The quantification and visualisation of human flourishing.
Degree GrantorUniversity of Canterbury
Degree NameDoctor of Philosophy
Economic indicators such as GDP have been a main indicator of human progress since the first half of last century. There is concern that continuing to measure our progress and / or wellbeing using measures that encourage consumption on a planet with limited resources, may not be ideal.
Alternative measures of human progress, have a top down approach where the creators decide what the measure will contain.
This work defines a 'bottom up' methodology an example of measuring human progress that doesn't require manual data reduction. The technique allows visual overlay of other 'factors' that users may feel are particularly important.
I designed and wrote a genetic algorithm, which, in conjunction with regression analysis, was used to select the 'most important' variables from a large range of variables loosely associated with the topic. This approach could be applied in many areas where there are a lot of data from which an analyst must choose.
Next I designed and wrote a genetic algorithm to explore the evolution of a spectral clustering solution over time. Additionally, I designed and wrote a genetic algorithm with a multi-faceted fitness function which I used to select the most appropriate clustering procedure from a range of hierarchical agglomerative methods. Evolving the algorithm over time was not successful in this instance, but the approach holds a lot of promise as an alternative to 'scoring' new data based on an original solution, and as a method for using alternate procedural options to those an analyst might normally select.

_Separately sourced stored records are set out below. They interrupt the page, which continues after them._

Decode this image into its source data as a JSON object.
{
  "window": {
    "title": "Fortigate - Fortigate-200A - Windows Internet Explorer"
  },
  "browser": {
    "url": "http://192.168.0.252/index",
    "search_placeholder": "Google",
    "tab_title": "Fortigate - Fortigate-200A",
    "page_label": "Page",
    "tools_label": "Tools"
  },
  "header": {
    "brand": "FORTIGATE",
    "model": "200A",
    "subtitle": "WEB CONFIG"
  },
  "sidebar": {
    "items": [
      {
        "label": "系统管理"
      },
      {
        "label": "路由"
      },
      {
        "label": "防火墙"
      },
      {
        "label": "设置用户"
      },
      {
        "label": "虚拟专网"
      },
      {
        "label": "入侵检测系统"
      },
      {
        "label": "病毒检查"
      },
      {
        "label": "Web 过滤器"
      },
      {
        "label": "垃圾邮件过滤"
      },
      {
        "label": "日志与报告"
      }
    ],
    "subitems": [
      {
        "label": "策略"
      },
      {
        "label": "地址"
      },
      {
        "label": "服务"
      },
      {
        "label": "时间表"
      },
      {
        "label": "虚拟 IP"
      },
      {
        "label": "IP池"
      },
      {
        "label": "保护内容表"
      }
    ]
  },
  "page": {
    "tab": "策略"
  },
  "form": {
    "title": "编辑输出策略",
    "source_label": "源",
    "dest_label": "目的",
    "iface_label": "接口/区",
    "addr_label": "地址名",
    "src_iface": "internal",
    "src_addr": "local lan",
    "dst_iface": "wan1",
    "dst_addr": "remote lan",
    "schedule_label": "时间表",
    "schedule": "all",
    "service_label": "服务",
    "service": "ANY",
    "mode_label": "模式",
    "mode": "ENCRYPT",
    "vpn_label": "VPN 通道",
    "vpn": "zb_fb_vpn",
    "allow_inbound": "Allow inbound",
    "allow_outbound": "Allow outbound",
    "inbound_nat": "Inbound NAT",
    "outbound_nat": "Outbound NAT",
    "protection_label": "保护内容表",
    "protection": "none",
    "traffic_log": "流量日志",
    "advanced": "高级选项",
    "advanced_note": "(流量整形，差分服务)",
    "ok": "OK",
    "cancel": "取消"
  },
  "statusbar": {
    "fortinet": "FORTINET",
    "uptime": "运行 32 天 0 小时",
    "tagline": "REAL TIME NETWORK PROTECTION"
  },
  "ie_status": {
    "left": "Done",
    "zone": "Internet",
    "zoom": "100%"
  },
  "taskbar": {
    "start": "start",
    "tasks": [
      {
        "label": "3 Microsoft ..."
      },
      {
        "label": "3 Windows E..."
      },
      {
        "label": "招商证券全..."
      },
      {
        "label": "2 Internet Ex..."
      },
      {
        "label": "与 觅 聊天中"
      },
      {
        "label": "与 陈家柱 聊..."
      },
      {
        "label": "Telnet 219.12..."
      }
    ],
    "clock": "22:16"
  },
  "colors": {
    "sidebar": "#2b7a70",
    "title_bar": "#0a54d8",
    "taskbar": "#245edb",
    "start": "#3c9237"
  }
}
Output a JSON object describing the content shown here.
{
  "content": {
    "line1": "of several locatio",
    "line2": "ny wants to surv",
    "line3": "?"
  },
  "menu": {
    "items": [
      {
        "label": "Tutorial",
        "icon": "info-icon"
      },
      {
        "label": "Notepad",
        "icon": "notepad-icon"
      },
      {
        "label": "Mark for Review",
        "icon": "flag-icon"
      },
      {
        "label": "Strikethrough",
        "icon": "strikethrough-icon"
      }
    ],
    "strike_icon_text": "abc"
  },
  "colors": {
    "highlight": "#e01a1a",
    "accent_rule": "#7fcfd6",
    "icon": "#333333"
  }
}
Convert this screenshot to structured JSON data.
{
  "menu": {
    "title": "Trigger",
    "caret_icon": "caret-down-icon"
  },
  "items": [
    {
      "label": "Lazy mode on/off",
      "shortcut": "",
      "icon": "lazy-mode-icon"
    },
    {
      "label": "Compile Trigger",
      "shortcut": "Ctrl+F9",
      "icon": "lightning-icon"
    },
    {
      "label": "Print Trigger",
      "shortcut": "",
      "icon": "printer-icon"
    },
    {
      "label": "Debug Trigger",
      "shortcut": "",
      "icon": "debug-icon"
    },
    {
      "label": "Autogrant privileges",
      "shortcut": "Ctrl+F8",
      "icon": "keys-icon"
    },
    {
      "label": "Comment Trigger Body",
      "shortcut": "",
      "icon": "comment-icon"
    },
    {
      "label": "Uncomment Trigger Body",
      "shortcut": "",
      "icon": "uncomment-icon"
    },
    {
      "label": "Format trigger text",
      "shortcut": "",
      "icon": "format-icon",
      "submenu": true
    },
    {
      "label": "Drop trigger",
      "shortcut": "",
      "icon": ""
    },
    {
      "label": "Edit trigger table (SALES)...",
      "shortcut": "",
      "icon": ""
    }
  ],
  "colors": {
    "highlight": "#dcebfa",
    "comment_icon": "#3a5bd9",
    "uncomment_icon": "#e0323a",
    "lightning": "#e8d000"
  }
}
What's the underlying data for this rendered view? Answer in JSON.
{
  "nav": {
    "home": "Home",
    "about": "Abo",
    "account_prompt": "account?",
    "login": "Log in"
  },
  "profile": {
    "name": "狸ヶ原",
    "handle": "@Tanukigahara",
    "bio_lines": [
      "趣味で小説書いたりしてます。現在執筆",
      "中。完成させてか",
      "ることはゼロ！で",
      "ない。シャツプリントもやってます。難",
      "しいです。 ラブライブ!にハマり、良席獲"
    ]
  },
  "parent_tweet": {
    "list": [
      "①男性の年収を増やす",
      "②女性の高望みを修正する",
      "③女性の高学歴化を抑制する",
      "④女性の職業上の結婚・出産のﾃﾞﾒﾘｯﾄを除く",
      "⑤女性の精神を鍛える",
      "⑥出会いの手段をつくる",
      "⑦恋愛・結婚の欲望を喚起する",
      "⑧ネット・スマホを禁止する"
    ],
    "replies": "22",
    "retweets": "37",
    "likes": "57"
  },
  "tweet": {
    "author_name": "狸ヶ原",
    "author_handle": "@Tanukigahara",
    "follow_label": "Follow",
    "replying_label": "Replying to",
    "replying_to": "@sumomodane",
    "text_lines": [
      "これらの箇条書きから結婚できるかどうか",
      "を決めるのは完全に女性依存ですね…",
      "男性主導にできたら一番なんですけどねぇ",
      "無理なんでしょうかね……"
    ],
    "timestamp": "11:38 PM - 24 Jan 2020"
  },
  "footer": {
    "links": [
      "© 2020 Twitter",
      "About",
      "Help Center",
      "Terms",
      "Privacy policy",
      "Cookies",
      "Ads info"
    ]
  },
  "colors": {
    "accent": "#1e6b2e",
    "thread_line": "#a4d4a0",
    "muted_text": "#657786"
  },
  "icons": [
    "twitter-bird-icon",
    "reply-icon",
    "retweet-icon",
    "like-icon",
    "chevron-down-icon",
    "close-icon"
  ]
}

The final solution allowed an evolution of the number of clusters with a fixed clustering method and variable selection over time. Profiling with various external data sources gave consistent and interesting interpretations to the clusters.